Written by Jessica Ann on August 2nd, 2013
Creating content for your business is a fantastic way to tell everyone in the world a bit about yourself, your products, and the story behind what you're doing. It's a great way for you to make sure you're staying up to date on what's going on in your industry. And it can drive visitors to your website through exuding the essence of your brand.
If you're thinking about creating some content, there are a few things you should consider to make sure you and your audience both get the most out of your efforts.
Is creating content right for you? Check out these tips:
Take a look at what the most successful businesses and individuals in your industry are doing when it comes to content. Do they have content? What kind of content is it? Does your industry cater to people who generally prefer video content, or article content?
See what others are doing, and what's working for them.
Pretend you're on the other side of your business, as one of your customers. Would you like to see content? If so, what type of content would you like to see the most? A blog with new articles every day? A blog with a mix of articles and videos? A YouTube video channel to subscribe to that has regularly-posted new videos?
If others in your industry are using creative content, I'd say creating content is right for you.
Once you have an idea of what content others are creating and what seems to be working for them, it's time to see if it's feasible for you to do something similar.
If you have a small computer repair company and want to market like Dell does, you're clearly rich in ambition. But unless you have the budget to match, you may have to downscale to something more realistic for a company of your size. Check your budget with both the time and money you're able to invest into content creation.
Remember: everyone starts somewhere, and that somewhere is almost always very small. And small content creation efforts is one way that builds your website with purpose.
If you have the time and money, even just a little of both, creating content is absolutely something you can and should do.
Think of what makes your story stand out from the rest. Did you start your business because of some interesting and unexpected experience? Do you have a unique set of skills that makes you more attractive than others in your industry? Did Michael Jackson love to frequent your store?
Even in a corporate world, people love something with a little bit of heart and personality. Think of what gives your story its unique appeal and run with it.
Once you have an idea of what your unique story is going to be, think of how you can position your content to emphasize this story.
Say you run a small online shop. You became interested in running a business because your dad used to let you help with the family finances when you were a child and you really loved it. Consider positioning your story in a way that markets your company to families, having some content relating to the importance of teaching children financial responsibility, and offering tips on how to do this.
This will make your story pull in a whole new audience – families with younger children – and offer them financial services above and beyond what a typical accounting company may offer them.
People love that stuff.
I covered this pretty in depth above in the “Look at your industry” section. Here's when you'll choose which medium to go with. Videos, articles, and blogs are a few of the most common options you have.
If you really can't decide, it wouldn't hurt to do a mix of everything. Start a blog, write some short articles, and add a video that compliments the article really nicely. After a little while you may find that people really prefer your videos, or that nobody cares about the videos, and you can always adjust your efforts down the road.

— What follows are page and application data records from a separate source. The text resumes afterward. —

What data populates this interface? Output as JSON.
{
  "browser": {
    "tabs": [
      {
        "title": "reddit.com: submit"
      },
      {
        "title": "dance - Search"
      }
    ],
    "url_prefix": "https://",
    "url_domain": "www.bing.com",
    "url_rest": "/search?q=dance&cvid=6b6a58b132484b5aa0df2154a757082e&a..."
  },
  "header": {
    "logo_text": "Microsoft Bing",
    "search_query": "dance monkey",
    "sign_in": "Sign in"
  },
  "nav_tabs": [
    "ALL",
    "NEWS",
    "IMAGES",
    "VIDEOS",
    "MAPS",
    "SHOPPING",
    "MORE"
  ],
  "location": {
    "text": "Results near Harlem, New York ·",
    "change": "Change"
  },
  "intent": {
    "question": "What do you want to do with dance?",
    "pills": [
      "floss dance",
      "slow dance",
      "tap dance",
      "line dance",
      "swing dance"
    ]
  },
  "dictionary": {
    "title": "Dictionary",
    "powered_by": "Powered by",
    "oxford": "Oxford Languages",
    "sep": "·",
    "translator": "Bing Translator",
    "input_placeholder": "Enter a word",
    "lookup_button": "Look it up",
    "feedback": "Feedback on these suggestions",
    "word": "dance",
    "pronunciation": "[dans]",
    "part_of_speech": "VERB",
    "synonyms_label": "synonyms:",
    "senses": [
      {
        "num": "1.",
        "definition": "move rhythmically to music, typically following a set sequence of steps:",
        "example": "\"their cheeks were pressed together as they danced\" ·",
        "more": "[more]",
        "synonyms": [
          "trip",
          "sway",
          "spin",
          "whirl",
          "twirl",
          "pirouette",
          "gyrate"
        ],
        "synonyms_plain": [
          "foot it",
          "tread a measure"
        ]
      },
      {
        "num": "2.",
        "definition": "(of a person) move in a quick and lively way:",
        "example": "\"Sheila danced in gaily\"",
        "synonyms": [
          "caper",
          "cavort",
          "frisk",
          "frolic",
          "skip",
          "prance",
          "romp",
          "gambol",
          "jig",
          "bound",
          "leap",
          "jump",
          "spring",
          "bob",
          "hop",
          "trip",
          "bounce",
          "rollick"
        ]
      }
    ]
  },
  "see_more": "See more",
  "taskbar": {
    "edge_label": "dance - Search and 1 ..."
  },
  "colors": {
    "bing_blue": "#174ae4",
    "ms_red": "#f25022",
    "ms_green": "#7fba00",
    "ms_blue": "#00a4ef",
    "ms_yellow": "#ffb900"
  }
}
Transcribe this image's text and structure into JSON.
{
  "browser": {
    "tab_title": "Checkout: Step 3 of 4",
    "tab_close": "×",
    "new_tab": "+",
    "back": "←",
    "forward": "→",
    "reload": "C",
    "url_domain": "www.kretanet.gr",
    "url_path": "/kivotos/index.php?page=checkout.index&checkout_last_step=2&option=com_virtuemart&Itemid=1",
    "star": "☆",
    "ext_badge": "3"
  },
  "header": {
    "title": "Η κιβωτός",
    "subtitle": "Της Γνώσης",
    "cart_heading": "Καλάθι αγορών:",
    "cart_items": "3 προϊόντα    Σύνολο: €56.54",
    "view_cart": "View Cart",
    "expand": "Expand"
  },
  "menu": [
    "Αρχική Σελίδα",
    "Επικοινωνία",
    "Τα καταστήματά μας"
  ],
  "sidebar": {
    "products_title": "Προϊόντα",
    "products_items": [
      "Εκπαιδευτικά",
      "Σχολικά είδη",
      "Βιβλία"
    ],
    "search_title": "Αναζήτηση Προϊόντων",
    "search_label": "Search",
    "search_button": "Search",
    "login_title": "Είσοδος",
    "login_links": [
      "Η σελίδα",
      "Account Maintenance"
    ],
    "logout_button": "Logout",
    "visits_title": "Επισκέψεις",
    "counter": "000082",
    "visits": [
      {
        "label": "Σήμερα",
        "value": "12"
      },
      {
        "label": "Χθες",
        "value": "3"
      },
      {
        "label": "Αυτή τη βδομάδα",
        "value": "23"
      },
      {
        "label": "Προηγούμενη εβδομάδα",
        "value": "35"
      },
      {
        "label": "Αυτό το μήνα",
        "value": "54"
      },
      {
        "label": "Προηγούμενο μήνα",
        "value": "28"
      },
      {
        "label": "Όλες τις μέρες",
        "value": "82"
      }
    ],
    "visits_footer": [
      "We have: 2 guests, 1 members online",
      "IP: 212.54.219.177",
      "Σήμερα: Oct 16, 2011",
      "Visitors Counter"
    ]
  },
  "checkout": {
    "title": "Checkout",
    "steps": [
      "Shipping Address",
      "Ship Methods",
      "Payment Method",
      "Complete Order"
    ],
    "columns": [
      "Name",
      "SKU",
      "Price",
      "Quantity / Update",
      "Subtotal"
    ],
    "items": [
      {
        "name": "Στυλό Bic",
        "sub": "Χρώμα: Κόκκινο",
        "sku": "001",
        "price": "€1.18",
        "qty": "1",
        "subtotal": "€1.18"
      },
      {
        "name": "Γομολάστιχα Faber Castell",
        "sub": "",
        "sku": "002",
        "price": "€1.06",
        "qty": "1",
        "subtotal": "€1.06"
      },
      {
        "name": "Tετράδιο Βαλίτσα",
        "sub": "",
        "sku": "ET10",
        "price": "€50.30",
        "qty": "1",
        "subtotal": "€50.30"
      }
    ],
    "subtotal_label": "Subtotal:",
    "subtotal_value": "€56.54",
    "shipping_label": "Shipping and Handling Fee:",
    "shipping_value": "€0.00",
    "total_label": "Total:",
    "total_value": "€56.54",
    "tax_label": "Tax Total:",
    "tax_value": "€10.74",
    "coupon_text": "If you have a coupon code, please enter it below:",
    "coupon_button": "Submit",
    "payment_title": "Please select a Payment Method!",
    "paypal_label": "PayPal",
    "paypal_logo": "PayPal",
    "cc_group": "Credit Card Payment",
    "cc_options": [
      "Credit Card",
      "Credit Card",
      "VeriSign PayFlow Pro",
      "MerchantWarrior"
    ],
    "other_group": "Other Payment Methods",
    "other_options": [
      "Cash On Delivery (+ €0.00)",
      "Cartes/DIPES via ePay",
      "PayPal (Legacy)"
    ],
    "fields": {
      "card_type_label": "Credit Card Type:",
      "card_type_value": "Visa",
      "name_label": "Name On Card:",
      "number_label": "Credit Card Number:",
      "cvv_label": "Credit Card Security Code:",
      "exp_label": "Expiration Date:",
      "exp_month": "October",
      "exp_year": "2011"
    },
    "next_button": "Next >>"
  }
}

If you think you're ready to create some content, you can either hire a content writer or create yourself. Don't worry about it being perfect. Do the best you can, and have fun with it.
Read more articles about: Small Business Marketing